» WORK TO BE COMPLETED: Produce a faithful copy of the data, one that leaves out the pictures.

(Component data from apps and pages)
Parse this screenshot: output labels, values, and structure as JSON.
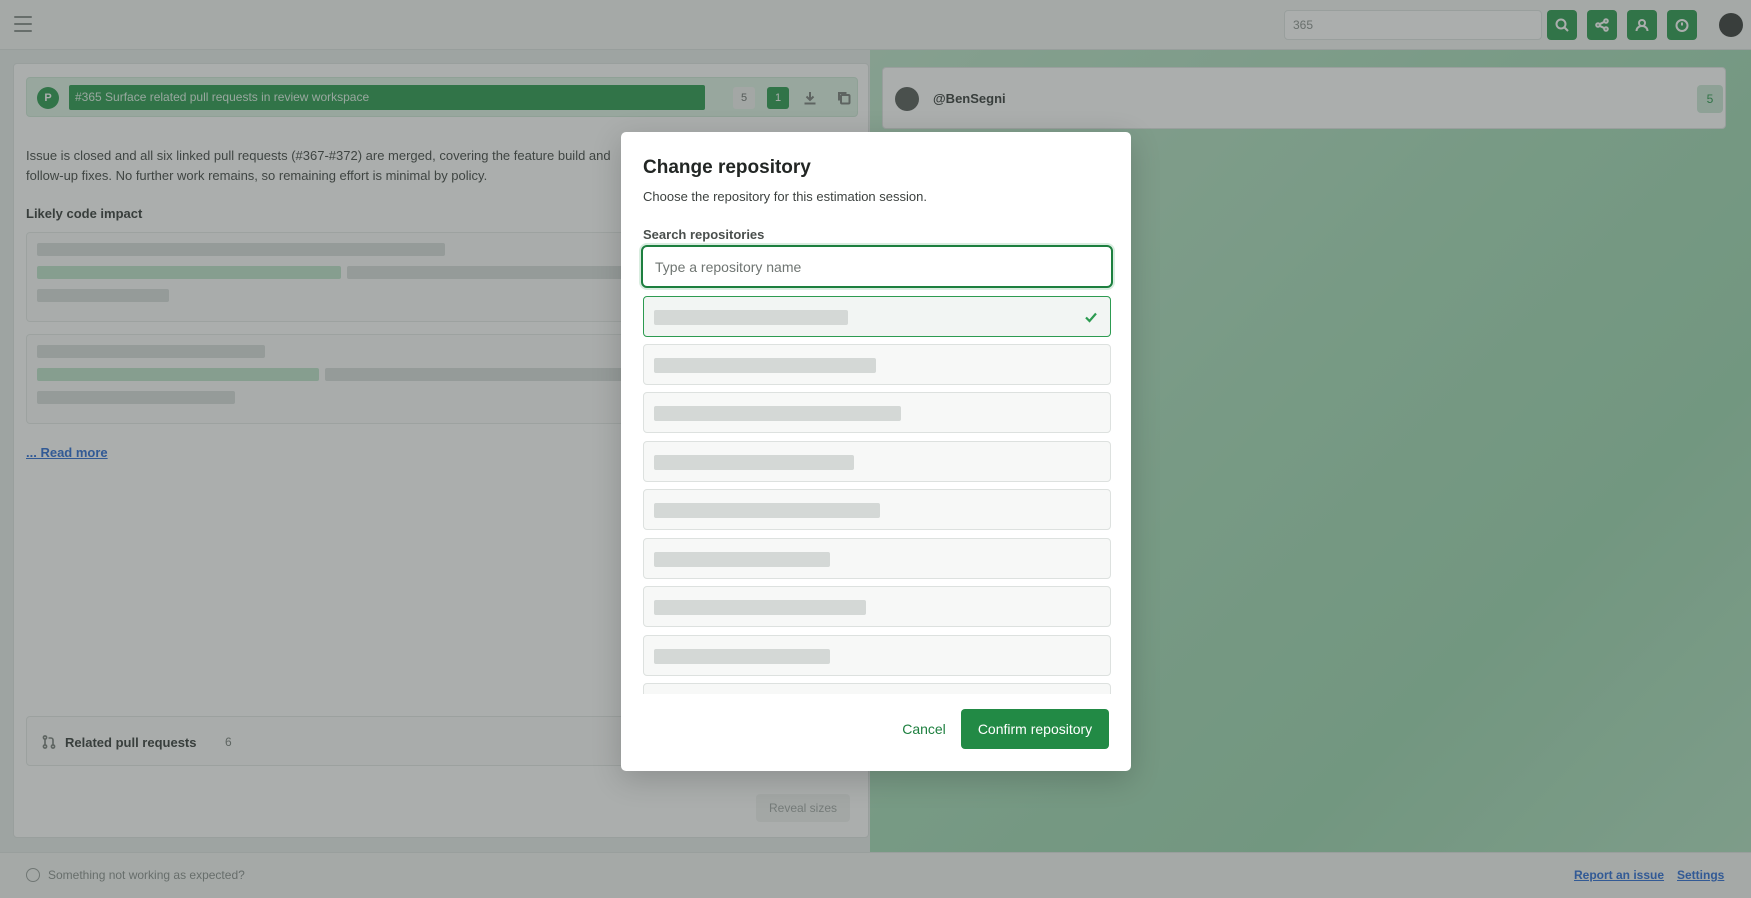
{
  "topbar": {
    "search_value": "365",
    "actions": [
      {
        "icon": "search-icon"
      },
      {
        "icon": "share-icon"
      },
      {
        "icon": "user-icon"
      },
      {
        "icon": "timer-icon"
      }
    ],
    "accent": "#2d9b51"
  },
  "issue": {
    "badge": "P",
    "title": "#365 Surface related pull requests in review workspace",
    "chip_estimate": "5",
    "chip_active": "1",
    "description": "Issue is closed and all six linked pull requests (#367-#372) are merged, covering the feature build and follow-up fixes. No further work remains, so remaining effort is minimal by policy.",
    "likely_impact_label": "Likely code impact",
    "read_more": "... Read more",
    "related_label": "Related pull requests",
    "related_count": "6",
    "reveal_label": "Reveal sizes"
  },
  "participant": {
    "name": "@BenSegni",
    "estimate": "5"
  },
  "footer": {
    "help_text": "Something not working as expected?",
    "report_link": "Report an issue",
    "settings_link": "Settings"
  },
  "modal": {
    "title": "Change repository",
    "subtitle": "Choose the repository for this estimation session.",
    "search_label": "Search repositories",
    "search_placeholder": "Type a repository name",
    "search_value": "",
    "repositories": [
      {
        "selected": true
      },
      {
        "selected": false
      },
      {
        "selected": false
      },
      {
        "selected": false
      },
      {
        "selected": false
      },
      {
        "selected": false
      },
      {
        "selected": false
      },
      {
        "selected": false
      },
      {
        "selected": false
      }
    ],
    "cancel_label": "Cancel",
    "confirm_label": "Confirm repository"
  }
}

» ANSWER SPACE:
Parse this screenshot: output labels, values, and structure as JSON.
{
  "topbar": {
    "search_value": "365",
    "actions": [
      {
        "icon": "search-icon"
      },
      {
        "icon": "share-icon"
      },
      {
        "icon": "user-icon"
      },
      {
        "icon": "timer-icon"
      }
    ],
    "accent": "#2d9b51"
  },
  "issue": {
    "badge": "P",
    "title": "#365 Surface related pull requests in review workspace",
    "chip_estimate": "5",
    "chip_active": "1",
    "description": "Issue is closed and all six linked pull requests (#367-#372) are merged, covering the feature build and follow-up fixes. No further work remains, so remaining effort is minimal by policy.",
    "likely_impact_label": "Likely code impact",
    "read_more": "... Read more",
    "related_label": "Related pull requests",
    "related_count": "6",
    "reveal_label": "Reveal sizes"
  },
  "participant": {
    "name": "@BenSegni",
    "estimate": "5"
  },
  "footer": {
    "help_text": "Something not working as expected?",
    "report_link": "Report an issue",
    "settings_link": "Settings"
  },
  "modal": {
    "title": "Change repository",
    "subtitle": "Choose the repository for this estimation session.",
    "search_label": "Search repositories",
    "search_placeholder": "Type a repository name",
    "search_value": "",
    "repositories": [
      {
        "selected": true
      },
      {
        "selected": false
      },
      {
        "selected": false
      },
      {
        "selected": false
      },
      {
        "selected": false
      },
      {
        "selected": false
      },
      {
        "selected": false
      },
      {
        "selected": false
      },
      {
        "selected": false
      }
    ],
    "cancel_label": "Cancel",
    "confirm_label": "Confirm repository"
  }
}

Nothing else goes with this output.